TORONTO (Reuters) - Ontario’s minority Liberal government unveiled a budget on Thursday that projected a larger-than-forecast deficit for fiscal year 2014-15, but it was not clear whether the budget would get enough opposition support to pass and stave off a summer election.
Canada’s most populous province, which accounts for about 40 percent of the country’s economy, will run a budget shortfall of C$12.5 billion ($11.39 billion)in 2014-15 under the C$130.4 billion budget plan unveiled by Finance Minister Charles Sousa.
The deficit is above the government’s year-ago forecast of C$10.1 billion, and more than its 2013-14 shortfall of C$11.3 billion. The province reiterated it plans to return to a balanced budget by 2017-18.
The budget included a proposal for a mandatory provincial pension plan and a tax increase for high-income workers as well as spending for transportation and public infrastructure.
With just 48 seats in the 107-seat Ontario legislature, Premier Kathleen Wynne’s Liberals need the support of at least one opposition party to pass the budget and avert an automatic election.
The right-leaning Progressive Conservatives, who hold the second-largest number of seats, denounced the budget as a “charade” and called it a tax-and-spend budget.
New Democrat leader Andrea Horwath, whose party propped up the Liberals and helped pass the government’s budget last year, will not comment on the new budget until Friday.
“This is a budget that’s long term in scope,” Sousa told reporters. “It’s not about election cycle decisions, nor should it ever be.”
“The premier has made it very clear that we will ask the opposition to come clean as to what they want to do and to move on with it. If the opposition wants to go to the polls, then we’ll take this to the people of Ontario.”
After expanding in 2014-15, the deficit is seen shrinking to C$8.9 billion the following year and to C$5.3 billion in 2016-17. The projection relies on average annual revenue increases of 3.8 percent to the 2016-17 period and expense growth of just 1.7 percent.
Ontario’s deficits spiraled higher in the wake of the 2008 financial crisis, when automakers shed jobs, sending tremors through the province’s industrial base.
“Despite some good results on the spending side, on the deficit number, Ontario is still missing the target, where in the previous five years, they beat the target,” said Sébastien Lavoie, assistant chief economist at Laurentian Bank Securities.

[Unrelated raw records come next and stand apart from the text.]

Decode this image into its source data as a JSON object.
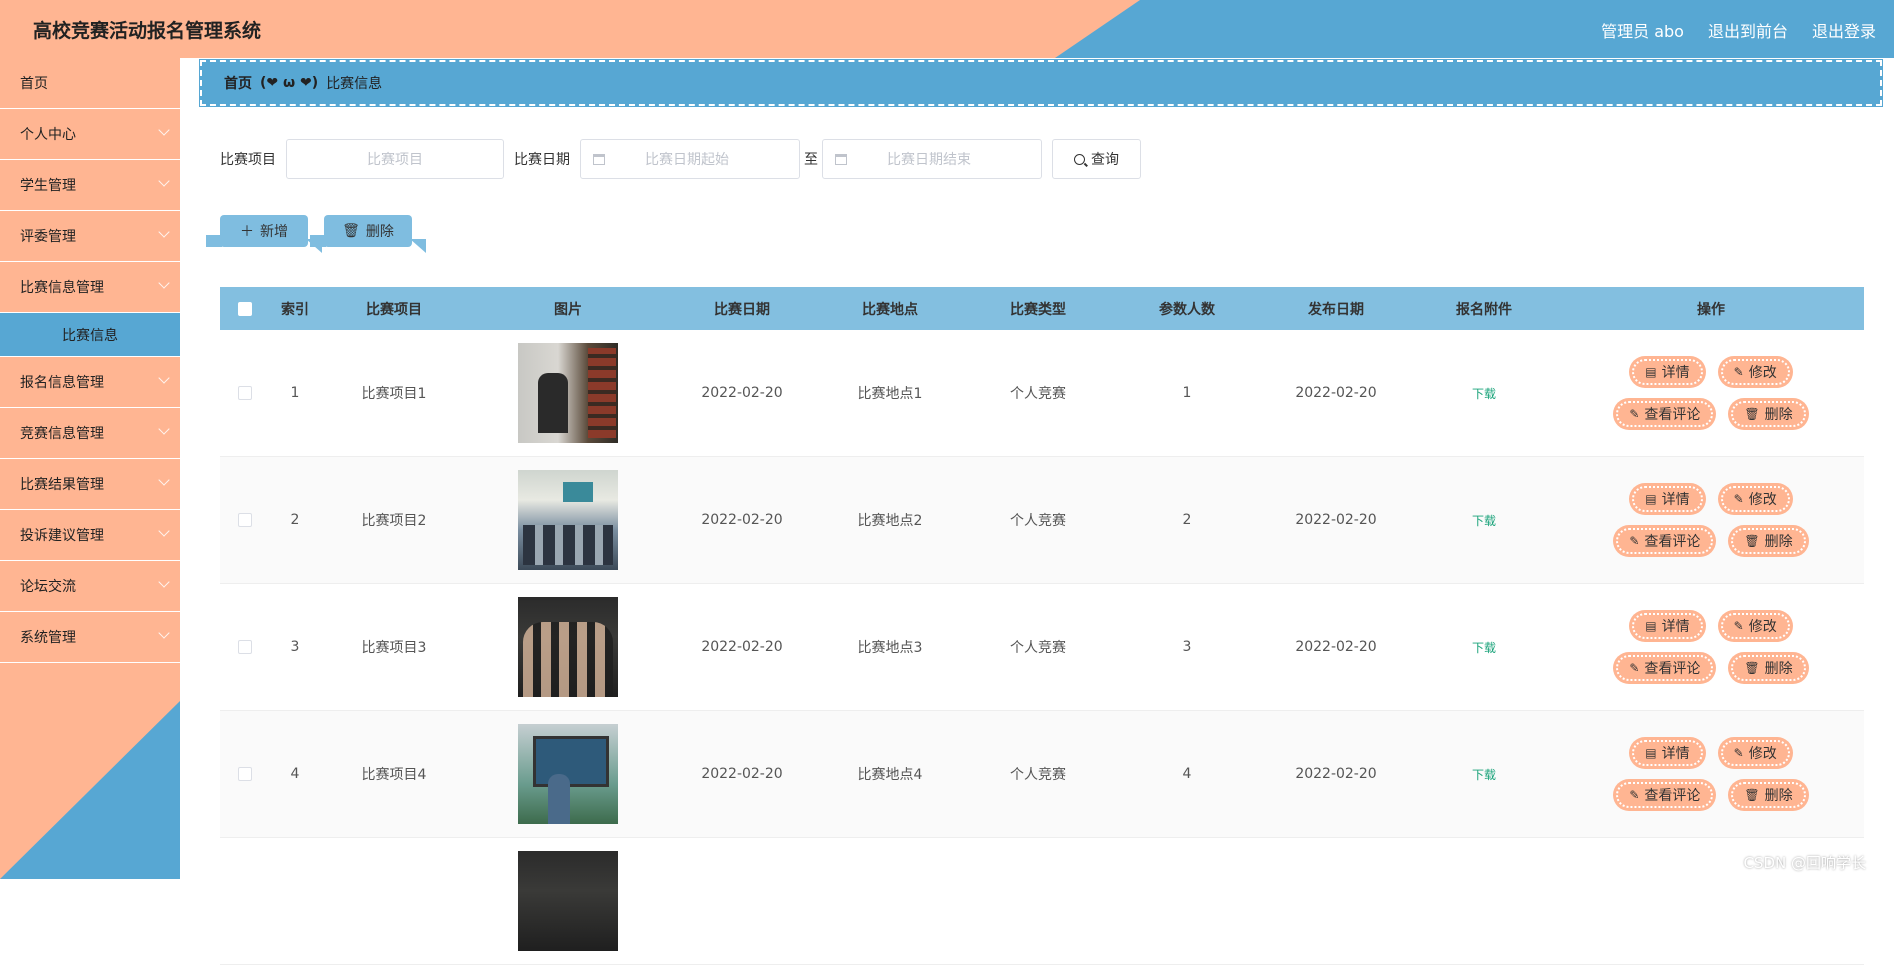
{
  "header": {
    "title": "高校竞赛活动报名管理系统",
    "user_label": "管理员 abo",
    "front_label": "退出到前台",
    "logout_label": "退出登录"
  },
  "sidebar": {
    "items": [
      {
        "label": "首页"
      },
      {
        "label": "个人中心"
      },
      {
        "label": "学生管理"
      },
      {
        "label": "评委管理"
      },
      {
        "label": "比赛信息管理"
      },
      {
        "label": "比赛信息",
        "sub": true
      },
      {
        "label": "报名信息管理"
      },
      {
        "label": "竞赛信息管理"
      },
      {
        "label": "比赛结果管理"
      },
      {
        "label": "投诉建议管理"
      },
      {
        "label": "论坛交流"
      },
      {
        "label": "系统管理"
      }
    ]
  },
  "breadcrumb": {
    "home": "首页",
    "separator": "(❤ ω ❤)",
    "current": "比赛信息"
  },
  "search": {
    "project_label": "比赛项目",
    "project_placeholder": "比赛项目",
    "date_label": "比赛日期",
    "date_start_placeholder": "比赛日期起始",
    "to_label": "至",
    "date_end_placeholder": "比赛日期结束",
    "query_label": "查询"
  },
  "actions": {
    "add_label": "新增",
    "delete_label": "删除"
  },
  "table": {
    "headers": {
      "index": "索引",
      "name": "比赛项目",
      "image": "图片",
      "date": "比赛日期",
      "location": "比赛地点",
      "type": "比赛类型",
      "count": "参数人数",
      "publish": "发布日期",
      "attachment": "报名附件",
      "ops": "操作"
    },
    "ops_labels": {
      "detail": "详情",
      "edit": "修改",
      "comments": "查看评论",
      "delete": "删除"
    },
    "rows": [
      {
        "index": "1",
        "name": "比赛项目1",
        "date": "2022-02-20",
        "location": "比赛地点1",
        "type": "个人竞赛",
        "count": "1",
        "publish": "2022-02-20",
        "attachment": "下载"
      },
      {
        "index": "2",
        "name": "比赛项目2",
        "date": "2022-02-20",
        "location": "比赛地点2",
        "type": "个人竞赛",
        "count": "2",
        "publish": "2022-02-20",
        "attachment": "下载"
      },
      {
        "index": "3",
        "name": "比赛项目3",
        "date": "2022-02-20",
        "location": "比赛地点3",
        "type": "个人竞赛",
        "count": "3",
        "publish": "2022-02-20",
        "attachment": "下载"
      },
      {
        "index": "4",
        "name": "比赛项目4",
        "date": "2022-02-20",
        "location": "比赛地点4",
        "type": "个人竞赛",
        "count": "4",
        "publish": "2022-02-20",
        "attachment": "下载"
      }
    ]
  },
  "watermark": "CSDN @回响学长",
  "colors": {
    "peach": "#ffb592",
    "blue": "#57a7d3",
    "table_header": "#83bfe0",
    "download_link": "#1aa37a"
  }
}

“Finance Minister Sousa made the right choice to get to fiscal sustainability through some bolder actions.”
In addition to the tax changes, the province said it is also looking at its options for selling assets, including government enterprises.
The proposed pension plan would be similar to the well-regarded Canada Pension Plan (CPP), an arm’s length government program that provides pensions to all employees in Canada.
Called the Ontario Retirement Pension Plan (ORPP), it would see employers and employees each contribute an amount that would not exceed 1.9 percent of an employee’s earnings up to a maximum annual earnings threshold of C$90,000.
Lower income workers would be exempt from contributions, while those already enrolled in a comparable workplace plan would not be required to participate. The government said coverage would apply to about 3 million workers. Under the proposal, the ORPP would be introduced in 2017.
The proposal was likely to heat up the political rhetoric over the best way to ensure a financially secure retirement for an aging population as pensions struggle with poor returns after the financial crisis and employers try to rid themselves of the burden of pension liabilities.
The Canadian government reiterated its position last week that this is not the time to increase contributions to the CPP, a proposition that has been on the agenda of Canada’s provinces for several years.
Ontario said it will make nearly C$29 billion available for investment over the next 10 years in public transit and transportation infrastructure. Total infrastructure spending will be C$130 billion over the next decade.
The budget proposes to add a new tax rate of 12.16 percent on income between C$150,000 and C$220,000. It will also lower the threshold at which the 13.16 percent tax rate bracket kicks in to annual income of C$220,000, down from C$514,090. The province said the tax increases will affect just 2 percent of Ontarians.
Public long-term borrowing in 2014-15 should total C$35 billion, down C$1 billion from 2013-14 and C$2.6 billion below forecasts, the government said.
Additional reporting by Cameron French; Editing by James Dalgleish and Peter Galloway